The Ouroboros is a symbol that depicts a serpent or a dragon biting its own tail, forming a ring. It is the symbol of cyclicality – something that is in a constant cycle of rebirth through the three steps of creation, maintenance and destruction.
The concept of a serpent devouring itself likely stems from the ancient belief that a snake shedding its skin is the act of leaving an old, inferior body to be reborn into a better, new body. The ancient Greeks explained that the Ouroboros connects its beginning (mouth) and end (tail) to form a metaphor for the link between life and death. By forming a circle, the Ouroboros has no beginning and no end; it is an infinite, linear path that cycles endlessly. Because of this, the Ouroboros is also the symbol of infinity, immortality and the cycle of time. An alternate ancient explanation for the Ouroboros is that because it eats itself, it will ultimately end up as nothing.
The Ouroboros was an important symbol in medieval alchemy. Alchemists used the symbol “O” to represent the Ouroboros. To the alchemists, the Ouroboros was an entity that did not place importance in the two natural processes of creation and destruction, but the often-neglected third force – maintenance. This neutral process is the connection between the start and end of anything. Alchemists knew that in any chemical reaction, the process is just as important as the starting ingredients and the final product. The Ouroboros also represented “everything” and “perfection” to alchemists as it connected its own beginning and end.
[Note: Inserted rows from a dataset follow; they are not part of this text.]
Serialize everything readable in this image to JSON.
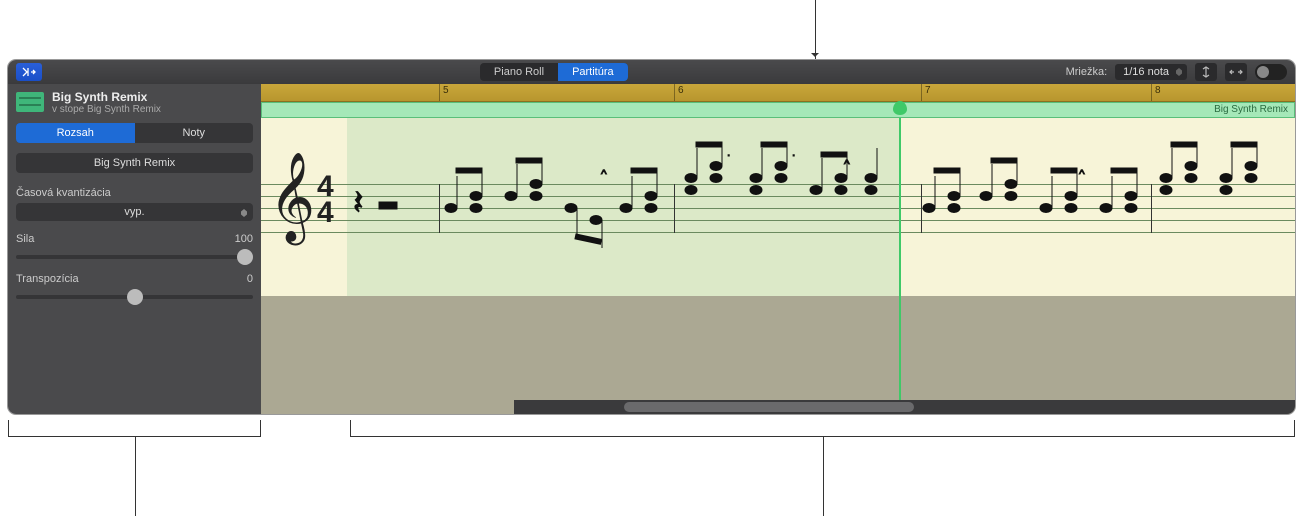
{
  "toolbar": {
    "view_pianoroll": "Piano Roll",
    "view_score": "Partitúra",
    "grid_label": "Mriežka:",
    "grid_value": "1/16 nota"
  },
  "inspector": {
    "track_name": "Big Synth Remix",
    "track_sub": "v stope Big Synth Remix",
    "mode_region": "Rozsah",
    "mode_notes": "Noty",
    "region_name": "Big Synth Remix",
    "time_quantize_label": "Časová kvantizácia",
    "time_quantize_value": "vyp.",
    "strength_label": "Sila",
    "strength_value": "100",
    "transpose_label": "Transpozícia",
    "transpose_value": "0"
  },
  "ruler": [
    "5",
    "6",
    "7",
    "8"
  ],
  "score": {
    "region_label": "Big Synth Remix",
    "timesig_top": "4",
    "timesig_bot": "4"
  }
}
Because of this, the Ouroboros came to represent the Philosopher’s stone.
Perhaps the most relevant application of the Ouroboros to us is the concept of rebirth and cycling. Nothing in nature is permanent. Matter changes states, chemicals react and species evolve. We too are never permanent. There is always room for change – to destroy what you do not like about yourself, create something better and then maintain that state until the next cycle comes. As much as it is important to know to love who you are, it is vital that you continuously recycle, refine and develop yourself to become the person that you are truly happy to call “me”.